Incomplete picture
At best, this article establishes a link to Yamnaya pastoralists (“Why the cow is considered holy in Hinduism”). However, it doesn't answer why Hinduism is stuck on the sacredness of the cow and why other Yamnaya let it go. – Rohan Chawla

Irresponsible report
It is quite dismaying to see that despite being a journalist in India, Ajaz Ashraf could not escape the trappings of a section of society that is bent on giving a bad name to yoga based on conjured-up incidents (“Barring flag hoisting, Yoga Day seems almost at par with Independence and Republic Days”).

Ashraf needs to see how the western world is adopting yoga with gusto without it threatening their religious beliefs. The writer is bent on denying the facts about the origin of yoga despite how the discipline itself is capable of removing hatred and uniting the world.

Hope Scroll.in lives up to its reputation and encourages responsible journalism. – Aditya Sharma
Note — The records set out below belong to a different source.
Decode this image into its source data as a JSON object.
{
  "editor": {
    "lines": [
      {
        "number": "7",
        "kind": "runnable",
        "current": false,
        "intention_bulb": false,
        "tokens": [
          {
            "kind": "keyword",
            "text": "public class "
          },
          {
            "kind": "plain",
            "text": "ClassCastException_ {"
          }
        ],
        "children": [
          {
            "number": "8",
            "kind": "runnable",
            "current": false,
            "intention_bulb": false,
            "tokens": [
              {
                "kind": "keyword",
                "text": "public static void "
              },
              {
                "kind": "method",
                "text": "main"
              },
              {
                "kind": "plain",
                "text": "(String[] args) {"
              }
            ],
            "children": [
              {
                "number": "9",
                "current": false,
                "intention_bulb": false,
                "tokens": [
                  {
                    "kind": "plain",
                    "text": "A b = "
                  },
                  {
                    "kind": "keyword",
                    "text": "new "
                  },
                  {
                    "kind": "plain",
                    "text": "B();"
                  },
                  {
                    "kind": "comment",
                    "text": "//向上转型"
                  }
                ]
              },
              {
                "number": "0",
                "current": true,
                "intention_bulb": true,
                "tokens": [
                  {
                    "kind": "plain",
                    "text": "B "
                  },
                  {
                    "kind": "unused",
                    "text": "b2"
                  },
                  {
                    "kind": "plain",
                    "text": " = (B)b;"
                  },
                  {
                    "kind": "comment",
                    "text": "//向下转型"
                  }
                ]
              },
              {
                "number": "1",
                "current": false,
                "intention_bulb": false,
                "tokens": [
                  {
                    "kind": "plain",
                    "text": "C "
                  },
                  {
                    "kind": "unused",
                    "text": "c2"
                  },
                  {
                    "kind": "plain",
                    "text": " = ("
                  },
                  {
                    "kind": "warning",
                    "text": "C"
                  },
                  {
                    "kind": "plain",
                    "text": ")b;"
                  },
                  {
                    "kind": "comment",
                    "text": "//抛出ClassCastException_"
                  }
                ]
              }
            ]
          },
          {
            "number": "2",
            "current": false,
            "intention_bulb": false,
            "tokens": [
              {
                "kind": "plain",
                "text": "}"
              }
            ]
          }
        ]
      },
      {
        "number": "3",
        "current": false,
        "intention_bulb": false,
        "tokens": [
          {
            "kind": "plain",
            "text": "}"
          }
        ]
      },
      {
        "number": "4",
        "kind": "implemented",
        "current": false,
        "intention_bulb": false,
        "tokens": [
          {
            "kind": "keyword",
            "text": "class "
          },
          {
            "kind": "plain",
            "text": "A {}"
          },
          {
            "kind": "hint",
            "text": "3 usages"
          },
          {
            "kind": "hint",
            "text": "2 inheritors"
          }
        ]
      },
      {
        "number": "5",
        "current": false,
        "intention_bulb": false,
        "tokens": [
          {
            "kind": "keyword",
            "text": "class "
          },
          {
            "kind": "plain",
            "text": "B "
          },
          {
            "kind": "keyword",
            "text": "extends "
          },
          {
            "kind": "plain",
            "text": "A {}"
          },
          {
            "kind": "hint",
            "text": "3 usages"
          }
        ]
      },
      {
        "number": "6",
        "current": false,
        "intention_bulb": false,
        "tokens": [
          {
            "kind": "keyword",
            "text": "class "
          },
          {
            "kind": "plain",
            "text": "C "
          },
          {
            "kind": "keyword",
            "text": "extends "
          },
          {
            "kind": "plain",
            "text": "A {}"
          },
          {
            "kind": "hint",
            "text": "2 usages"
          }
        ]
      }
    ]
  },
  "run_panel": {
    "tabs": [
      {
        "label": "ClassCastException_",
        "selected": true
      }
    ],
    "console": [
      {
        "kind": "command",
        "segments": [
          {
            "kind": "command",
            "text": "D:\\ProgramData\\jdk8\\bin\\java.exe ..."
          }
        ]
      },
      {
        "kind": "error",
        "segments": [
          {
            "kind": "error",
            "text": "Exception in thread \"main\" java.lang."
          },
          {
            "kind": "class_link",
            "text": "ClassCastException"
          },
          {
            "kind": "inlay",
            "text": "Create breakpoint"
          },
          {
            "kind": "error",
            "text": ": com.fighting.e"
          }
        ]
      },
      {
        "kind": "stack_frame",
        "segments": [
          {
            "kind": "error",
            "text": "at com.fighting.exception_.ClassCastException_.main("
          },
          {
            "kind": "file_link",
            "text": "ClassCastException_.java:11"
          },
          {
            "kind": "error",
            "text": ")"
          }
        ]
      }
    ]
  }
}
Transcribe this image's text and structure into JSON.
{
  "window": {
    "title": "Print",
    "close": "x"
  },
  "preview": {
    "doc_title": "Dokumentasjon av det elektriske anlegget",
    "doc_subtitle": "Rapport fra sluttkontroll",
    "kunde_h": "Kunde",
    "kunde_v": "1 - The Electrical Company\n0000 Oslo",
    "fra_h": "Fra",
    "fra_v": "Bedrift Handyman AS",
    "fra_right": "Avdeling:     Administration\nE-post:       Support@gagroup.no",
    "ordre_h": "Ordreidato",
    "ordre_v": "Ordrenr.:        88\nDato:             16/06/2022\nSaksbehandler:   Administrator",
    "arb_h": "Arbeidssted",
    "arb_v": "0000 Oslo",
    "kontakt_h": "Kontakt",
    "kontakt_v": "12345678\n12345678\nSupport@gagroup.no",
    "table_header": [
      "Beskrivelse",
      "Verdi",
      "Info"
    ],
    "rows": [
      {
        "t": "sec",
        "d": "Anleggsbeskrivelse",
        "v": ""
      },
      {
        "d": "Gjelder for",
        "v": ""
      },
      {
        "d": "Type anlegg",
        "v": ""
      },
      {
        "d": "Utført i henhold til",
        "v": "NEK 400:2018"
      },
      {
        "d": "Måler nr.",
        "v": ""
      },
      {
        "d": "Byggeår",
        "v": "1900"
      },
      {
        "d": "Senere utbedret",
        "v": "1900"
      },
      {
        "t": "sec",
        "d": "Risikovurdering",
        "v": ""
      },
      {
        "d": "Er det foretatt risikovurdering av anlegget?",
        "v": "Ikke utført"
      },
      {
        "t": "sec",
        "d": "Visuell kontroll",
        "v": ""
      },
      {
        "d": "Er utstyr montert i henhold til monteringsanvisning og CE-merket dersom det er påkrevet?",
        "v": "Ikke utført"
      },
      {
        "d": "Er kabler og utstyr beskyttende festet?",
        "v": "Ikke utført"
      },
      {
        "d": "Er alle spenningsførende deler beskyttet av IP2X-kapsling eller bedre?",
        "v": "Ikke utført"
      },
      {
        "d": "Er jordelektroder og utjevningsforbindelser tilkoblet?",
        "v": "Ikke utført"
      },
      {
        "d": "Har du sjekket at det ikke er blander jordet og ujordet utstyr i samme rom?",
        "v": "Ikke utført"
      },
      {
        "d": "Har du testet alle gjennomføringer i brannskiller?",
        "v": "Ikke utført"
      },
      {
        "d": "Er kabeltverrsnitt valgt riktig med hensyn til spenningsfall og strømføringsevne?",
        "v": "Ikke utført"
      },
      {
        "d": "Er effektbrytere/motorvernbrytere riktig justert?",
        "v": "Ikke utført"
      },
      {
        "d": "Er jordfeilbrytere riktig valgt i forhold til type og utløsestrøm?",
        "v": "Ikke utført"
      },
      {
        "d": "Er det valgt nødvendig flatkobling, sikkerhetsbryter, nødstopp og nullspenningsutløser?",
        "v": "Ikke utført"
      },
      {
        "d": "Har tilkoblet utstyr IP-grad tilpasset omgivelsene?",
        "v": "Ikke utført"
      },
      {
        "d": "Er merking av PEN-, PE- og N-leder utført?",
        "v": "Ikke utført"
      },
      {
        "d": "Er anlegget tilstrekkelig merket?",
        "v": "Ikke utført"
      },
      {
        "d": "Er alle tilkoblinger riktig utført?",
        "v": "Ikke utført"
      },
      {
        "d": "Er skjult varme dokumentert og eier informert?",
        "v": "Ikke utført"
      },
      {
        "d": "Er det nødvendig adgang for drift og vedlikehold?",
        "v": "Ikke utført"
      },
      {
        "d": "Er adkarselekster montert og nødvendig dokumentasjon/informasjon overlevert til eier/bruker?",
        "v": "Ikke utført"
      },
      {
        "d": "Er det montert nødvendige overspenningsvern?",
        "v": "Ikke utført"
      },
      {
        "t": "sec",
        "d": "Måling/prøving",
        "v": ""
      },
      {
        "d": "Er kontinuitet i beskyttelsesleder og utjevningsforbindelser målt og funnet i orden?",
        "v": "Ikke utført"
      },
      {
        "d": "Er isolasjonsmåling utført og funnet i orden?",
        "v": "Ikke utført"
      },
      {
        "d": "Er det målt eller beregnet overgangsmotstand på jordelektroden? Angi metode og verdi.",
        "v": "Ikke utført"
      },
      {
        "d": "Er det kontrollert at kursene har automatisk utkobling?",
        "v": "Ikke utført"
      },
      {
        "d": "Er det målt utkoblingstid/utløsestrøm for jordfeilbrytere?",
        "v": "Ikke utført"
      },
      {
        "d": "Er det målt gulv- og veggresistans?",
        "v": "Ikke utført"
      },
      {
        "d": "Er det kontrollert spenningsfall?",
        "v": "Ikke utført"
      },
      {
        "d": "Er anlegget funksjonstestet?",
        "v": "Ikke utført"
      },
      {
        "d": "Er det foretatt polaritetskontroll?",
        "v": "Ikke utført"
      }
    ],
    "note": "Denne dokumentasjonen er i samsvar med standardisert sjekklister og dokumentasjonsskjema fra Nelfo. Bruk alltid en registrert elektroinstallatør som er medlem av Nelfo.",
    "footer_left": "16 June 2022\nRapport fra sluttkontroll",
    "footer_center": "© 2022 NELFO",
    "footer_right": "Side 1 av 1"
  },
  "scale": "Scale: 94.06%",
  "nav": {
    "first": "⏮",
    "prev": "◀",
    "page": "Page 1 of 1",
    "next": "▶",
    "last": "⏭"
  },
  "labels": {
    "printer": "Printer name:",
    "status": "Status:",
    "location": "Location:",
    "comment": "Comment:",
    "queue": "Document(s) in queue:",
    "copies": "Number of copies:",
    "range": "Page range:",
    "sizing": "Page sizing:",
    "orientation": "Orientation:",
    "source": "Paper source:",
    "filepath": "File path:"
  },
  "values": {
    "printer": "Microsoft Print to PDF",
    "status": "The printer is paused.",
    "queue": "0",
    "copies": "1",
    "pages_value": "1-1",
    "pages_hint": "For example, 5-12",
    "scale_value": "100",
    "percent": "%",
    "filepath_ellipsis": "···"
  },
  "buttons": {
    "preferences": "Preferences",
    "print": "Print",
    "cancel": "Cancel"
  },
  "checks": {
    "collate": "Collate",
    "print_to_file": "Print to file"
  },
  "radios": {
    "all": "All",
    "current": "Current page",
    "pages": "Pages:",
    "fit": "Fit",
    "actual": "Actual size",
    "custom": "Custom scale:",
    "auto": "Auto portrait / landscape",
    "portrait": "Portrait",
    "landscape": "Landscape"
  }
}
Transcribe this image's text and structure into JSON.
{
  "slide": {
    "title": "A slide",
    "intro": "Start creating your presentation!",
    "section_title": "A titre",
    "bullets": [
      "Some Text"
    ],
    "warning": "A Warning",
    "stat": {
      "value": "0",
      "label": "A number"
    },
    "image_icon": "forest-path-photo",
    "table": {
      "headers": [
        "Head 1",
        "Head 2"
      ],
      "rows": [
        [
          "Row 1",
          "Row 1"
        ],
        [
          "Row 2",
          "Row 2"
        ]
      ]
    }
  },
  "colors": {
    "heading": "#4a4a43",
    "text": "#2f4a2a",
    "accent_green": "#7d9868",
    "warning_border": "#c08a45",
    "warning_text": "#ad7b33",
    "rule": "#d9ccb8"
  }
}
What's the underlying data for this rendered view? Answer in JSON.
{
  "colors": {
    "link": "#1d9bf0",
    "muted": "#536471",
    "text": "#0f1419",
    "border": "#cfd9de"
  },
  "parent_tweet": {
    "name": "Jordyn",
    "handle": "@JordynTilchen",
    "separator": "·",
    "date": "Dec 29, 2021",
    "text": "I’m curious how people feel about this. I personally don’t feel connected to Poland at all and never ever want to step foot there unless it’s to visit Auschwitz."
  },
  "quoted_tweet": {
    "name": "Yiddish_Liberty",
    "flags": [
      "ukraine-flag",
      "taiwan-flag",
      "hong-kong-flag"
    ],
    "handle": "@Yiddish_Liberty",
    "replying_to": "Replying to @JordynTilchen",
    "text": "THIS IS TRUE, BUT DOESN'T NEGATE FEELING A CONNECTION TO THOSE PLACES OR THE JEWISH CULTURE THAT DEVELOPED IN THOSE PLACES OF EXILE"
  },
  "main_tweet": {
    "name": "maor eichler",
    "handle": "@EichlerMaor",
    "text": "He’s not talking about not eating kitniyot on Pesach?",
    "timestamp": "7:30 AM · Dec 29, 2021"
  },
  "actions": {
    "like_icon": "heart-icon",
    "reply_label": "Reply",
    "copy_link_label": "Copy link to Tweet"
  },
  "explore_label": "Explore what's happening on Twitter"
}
Exploitative policies
Airlines should not exploit hapless passengers (“Airlines should get to decide cancellation charges, not government, says SpiceJet MD Ajay Singh”). To show profits to share holders, they arbitrarily change their policies to make money overnight. The government should be tough with them. – Diwakar Venkataramiah

For art’s sake
The writer has presented shallow arguments (“From horses to headgear, everything the ‘Mohenjo Daro’ trailer has got wrong”). The fact is that we know nothing for sure about the Harappan civilisation. Its script has not been deciphered. And we certainly don’t know about their fashion. When so much about the civilisation is speculation, then why perpetuate definitive theories about it?

The movie may or may not depict the civilisation accurately but we won’t know that for sure unless someone goes back in time and brings evidence. I don't take history lessons from movies because they are just works of fiction. I expect them to use stereotypes, play to the gallery and take artistic liberties. To expect any better would be foolishness.

The movie may or may not be worth my time and money but that will only be because of the performances, storyline etc. – Nitesh Pandey

Better preparation
India has been trying desperately for years to join elite clubs like the NSG and the Missile Technology Control Regime, for which it needs to boost its international ties (“Let’s cut through the hoopla: Here's why Modi’s US visit was disappointing for India”). However, it is more important for the government to tackle crucial issues in the Indian subcontinent, such as the threat of terrorism, the ever-present border disputes, a consensus on the approach to Jammu and Kashmir etc.

The question of expanding trade is another matter, while collaborating for the manufacture of defence armaments manufacture could be another significant milestone.

We need substantive dialogue that can translate into immediate and tangible benefits.

For this, the government needs to do more homework before leaving the Indian soil and less showmanship when abroad. – RS Begur